Only recently, Medtronic announced the launch of a 2500-patient, international study to assess real-world impact of its superDimension™ navigation system. The company developed the study to support and validate the superDimension™ system, which the company hopes will become the global standard-of-care for obtaining lung tissue biopsies from the periphery of the lungs.6

These advanced tools and technologies demonstrate Medtronic’s commitment to expanding the specialised lung health products available to pulmonologists and thoracic surgeons,” said Chuck Brynelsen, President Early Technologies, Medtronic.
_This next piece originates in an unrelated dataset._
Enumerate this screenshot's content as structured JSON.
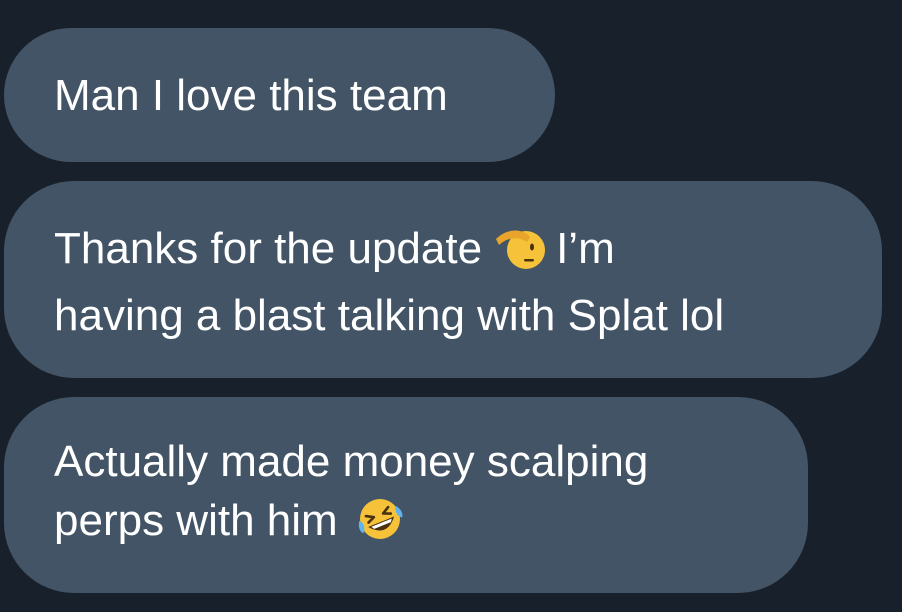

Brynelsen concluded, “The continuum of care is the healthcare journey a patient takes from diagnosis to recovery. Our goal, across this continuum, is to diagnose earlier, intervene earlier, treat better and help patients recover faster.

superDimension™ Innovations
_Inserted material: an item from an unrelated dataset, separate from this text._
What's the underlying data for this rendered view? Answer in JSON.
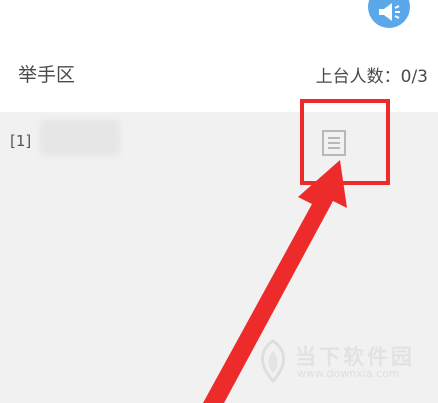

Using a patient’s CT scan, the latest superDimension™ planning software generates a 3D virtual bronchial tree and lets physicians map pathways aligned with the patient’s anatomy to reach pulmonary targets that are used during an electromagnetic navigation bronchoscopy™ (ENB™) procedure. This virtual roadmap allows physicians to navigate and steer a catheter to the target quickly and accurately. Once the target tissue is reached, physicians pass the new superDimension™ triple needle cytology brush through an endoscopic catheter to obtain tissue samples from endobronchial lesions, peripheral lung nodules, or lung masses.


  1. World Health Organization. Cancer. Fact Sheet Number 297. Last updated February 2015. Last accessed February 10 2015.
  2. Eurostat Press Office. 1 in 4 Deaths Caused by Cancer in the EU28. 2014. Last updated November 25 2014. Last accessed February 10 2015.
  3. ESR/ERS white paper on lung cancer screening. Eur Respir J 2015;46(1):28–39. Published online 2015 Apr 30. doi:  10.1183/09031936.00033015.
  4. American Cancer Society: Cancer Facts & Figures 2013.
  5. The International Early Lung Cancer Action Program Investigators. N Engl J Med 2006;355:1763–71.
  6. May 2013; 143 (5_suppl) Diagnosis and Management of Lung Cancer, 3rd ed: American College of Chest Physicians Evidence-Based Clinical Practice Guidelines.